## Exercise requirements
Scan the listing below and copy each line holding the word "Sales".

## The records
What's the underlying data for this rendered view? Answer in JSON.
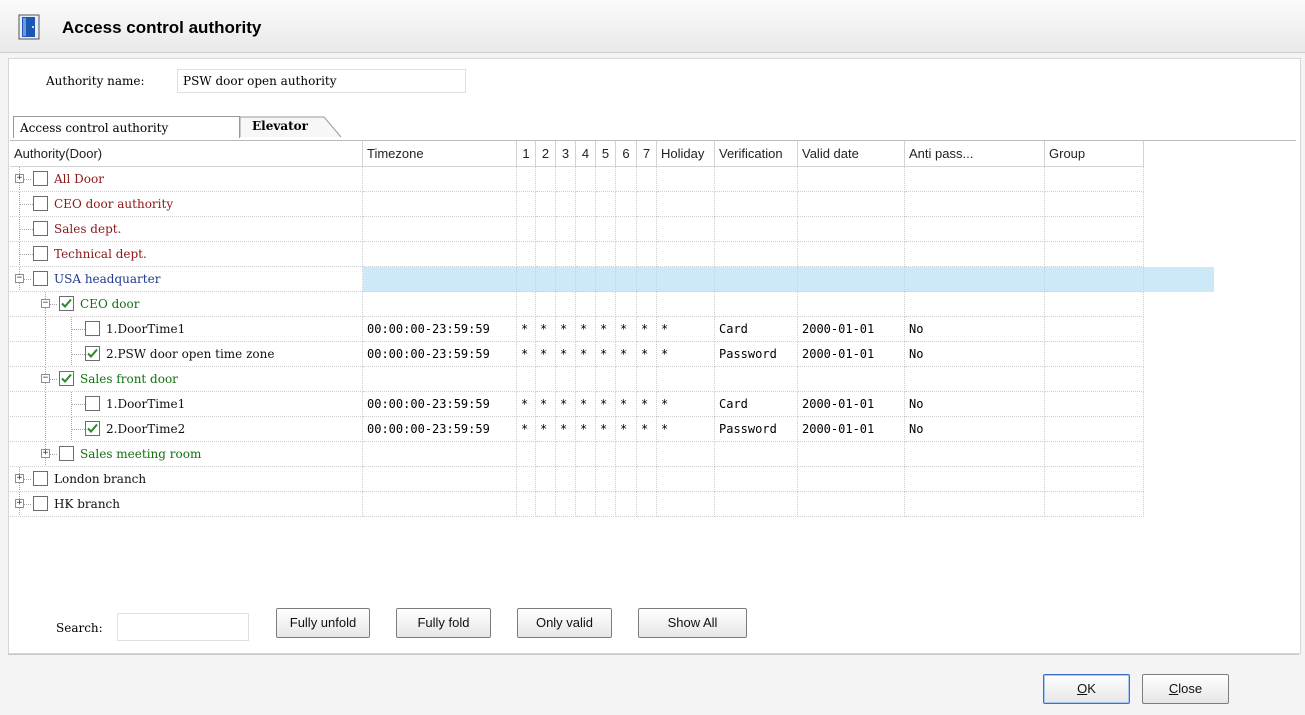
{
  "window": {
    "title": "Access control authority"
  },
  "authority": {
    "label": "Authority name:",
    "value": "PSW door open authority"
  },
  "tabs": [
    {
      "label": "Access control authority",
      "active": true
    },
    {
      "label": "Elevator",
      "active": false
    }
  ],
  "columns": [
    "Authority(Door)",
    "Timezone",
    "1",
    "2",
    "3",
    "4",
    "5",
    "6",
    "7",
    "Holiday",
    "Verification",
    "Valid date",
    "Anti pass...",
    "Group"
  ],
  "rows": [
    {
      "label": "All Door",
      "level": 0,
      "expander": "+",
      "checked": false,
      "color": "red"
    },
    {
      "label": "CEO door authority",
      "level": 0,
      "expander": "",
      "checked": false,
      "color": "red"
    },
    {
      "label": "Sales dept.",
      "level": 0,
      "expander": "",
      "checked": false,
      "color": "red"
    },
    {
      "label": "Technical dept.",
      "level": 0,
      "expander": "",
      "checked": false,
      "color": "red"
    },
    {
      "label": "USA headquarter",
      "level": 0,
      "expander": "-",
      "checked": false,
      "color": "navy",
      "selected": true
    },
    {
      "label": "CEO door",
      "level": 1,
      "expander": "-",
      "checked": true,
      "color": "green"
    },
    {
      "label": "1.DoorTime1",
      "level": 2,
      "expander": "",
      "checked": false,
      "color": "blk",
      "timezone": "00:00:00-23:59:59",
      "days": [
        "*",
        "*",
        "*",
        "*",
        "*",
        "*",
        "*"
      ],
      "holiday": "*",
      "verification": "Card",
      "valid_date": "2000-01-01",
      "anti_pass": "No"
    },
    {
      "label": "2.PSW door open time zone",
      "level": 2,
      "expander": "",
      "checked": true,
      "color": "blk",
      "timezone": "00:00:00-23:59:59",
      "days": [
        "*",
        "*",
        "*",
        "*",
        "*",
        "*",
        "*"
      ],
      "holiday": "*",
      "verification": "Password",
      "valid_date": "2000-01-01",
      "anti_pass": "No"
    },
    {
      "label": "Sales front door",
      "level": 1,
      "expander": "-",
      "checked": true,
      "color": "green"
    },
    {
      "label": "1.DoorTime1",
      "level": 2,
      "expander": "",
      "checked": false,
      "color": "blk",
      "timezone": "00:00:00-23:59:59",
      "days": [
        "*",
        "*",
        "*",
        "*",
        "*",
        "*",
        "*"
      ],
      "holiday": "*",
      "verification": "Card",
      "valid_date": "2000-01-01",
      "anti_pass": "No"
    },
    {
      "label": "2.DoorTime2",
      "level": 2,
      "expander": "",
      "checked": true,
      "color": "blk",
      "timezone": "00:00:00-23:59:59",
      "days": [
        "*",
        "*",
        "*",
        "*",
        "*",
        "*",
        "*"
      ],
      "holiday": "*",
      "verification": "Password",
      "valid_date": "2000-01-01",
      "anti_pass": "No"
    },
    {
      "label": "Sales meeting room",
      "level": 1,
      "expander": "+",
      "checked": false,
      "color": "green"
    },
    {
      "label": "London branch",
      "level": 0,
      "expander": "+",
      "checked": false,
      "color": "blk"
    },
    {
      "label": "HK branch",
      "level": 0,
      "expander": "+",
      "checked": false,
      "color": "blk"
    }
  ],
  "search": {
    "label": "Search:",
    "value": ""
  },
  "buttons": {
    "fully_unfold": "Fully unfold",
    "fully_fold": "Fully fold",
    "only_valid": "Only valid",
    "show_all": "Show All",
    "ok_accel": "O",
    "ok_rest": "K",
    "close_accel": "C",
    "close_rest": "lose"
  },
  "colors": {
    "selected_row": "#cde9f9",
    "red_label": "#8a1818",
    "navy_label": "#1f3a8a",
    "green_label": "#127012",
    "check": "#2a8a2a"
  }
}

## Solution for this exercise
      "label": "Sales dept.",
      "label": "Sales front door",
      "label": "Sales meeting room",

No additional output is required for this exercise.